Task description :: Repeat the material exactly, every line of it.

Source material ::
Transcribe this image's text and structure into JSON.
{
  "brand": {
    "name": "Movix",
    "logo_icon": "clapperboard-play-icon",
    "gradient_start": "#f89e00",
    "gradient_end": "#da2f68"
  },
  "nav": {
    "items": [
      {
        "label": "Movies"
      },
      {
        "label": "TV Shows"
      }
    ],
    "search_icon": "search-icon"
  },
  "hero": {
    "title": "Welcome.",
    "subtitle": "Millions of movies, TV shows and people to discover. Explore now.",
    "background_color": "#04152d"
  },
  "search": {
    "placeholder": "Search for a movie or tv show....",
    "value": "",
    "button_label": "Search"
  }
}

Exercise output ::
Transcribe this image's text and structure into JSON.
{
  "brand": {
    "name": "Movix",
    "logo_icon": "clapperboard-play-icon",
    "gradient_start": "#f89e00",
    "gradient_end": "#da2f68"
  },
  "nav": {
    "items": [
      {
        "label": "Movies"
      },
      {
        "label": "TV Shows"
      }
    ],
    "search_icon": "search-icon"
  },
  "hero": {
    "title": "Welcome.",
    "subtitle": "Millions of movies, TV shows and people to discover. Explore now.",
    "background_color": "#04152d"
  },
  "search": {
    "placeholder": "Search for a movie or tv show....",
    "value": "",
    "button_label": "Search"
  }
}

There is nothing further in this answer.